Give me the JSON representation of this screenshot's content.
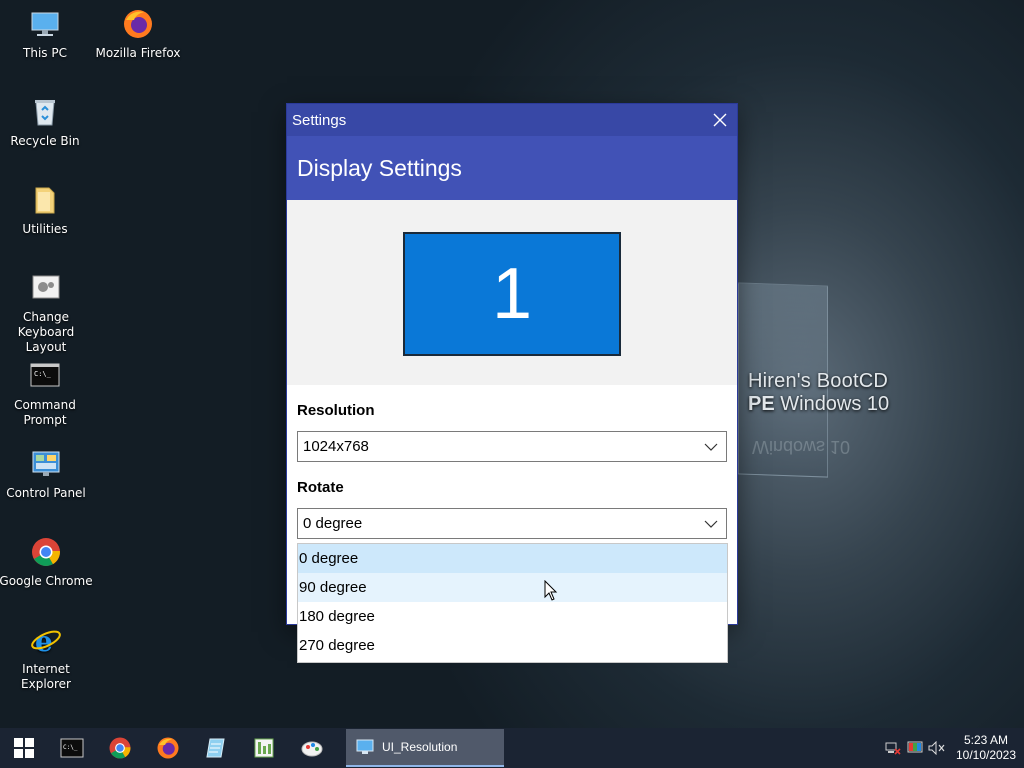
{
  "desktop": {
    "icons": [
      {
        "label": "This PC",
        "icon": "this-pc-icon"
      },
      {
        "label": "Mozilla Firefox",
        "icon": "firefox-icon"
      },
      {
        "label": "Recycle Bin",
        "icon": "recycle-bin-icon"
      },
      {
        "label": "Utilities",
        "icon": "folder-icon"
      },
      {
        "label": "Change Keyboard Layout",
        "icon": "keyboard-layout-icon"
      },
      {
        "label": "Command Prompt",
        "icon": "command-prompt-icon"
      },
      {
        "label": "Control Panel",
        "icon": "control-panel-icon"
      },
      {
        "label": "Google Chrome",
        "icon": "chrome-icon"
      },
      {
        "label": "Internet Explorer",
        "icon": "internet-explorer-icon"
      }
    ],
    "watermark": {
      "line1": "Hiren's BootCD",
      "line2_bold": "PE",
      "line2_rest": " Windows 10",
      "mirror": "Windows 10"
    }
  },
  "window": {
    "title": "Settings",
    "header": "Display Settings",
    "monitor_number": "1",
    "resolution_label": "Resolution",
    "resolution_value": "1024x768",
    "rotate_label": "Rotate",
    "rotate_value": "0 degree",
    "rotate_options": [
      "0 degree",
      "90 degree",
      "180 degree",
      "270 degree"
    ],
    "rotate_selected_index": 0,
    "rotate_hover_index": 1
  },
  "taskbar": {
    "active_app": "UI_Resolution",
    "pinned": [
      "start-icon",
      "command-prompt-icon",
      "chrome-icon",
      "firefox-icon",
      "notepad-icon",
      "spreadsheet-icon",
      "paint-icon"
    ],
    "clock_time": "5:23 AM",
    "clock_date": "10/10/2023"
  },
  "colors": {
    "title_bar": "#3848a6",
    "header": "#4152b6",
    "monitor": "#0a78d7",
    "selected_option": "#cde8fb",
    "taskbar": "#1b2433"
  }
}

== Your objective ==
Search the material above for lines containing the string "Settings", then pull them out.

== Response area ==
    "title": "Settings",
    "header": "Display Settings",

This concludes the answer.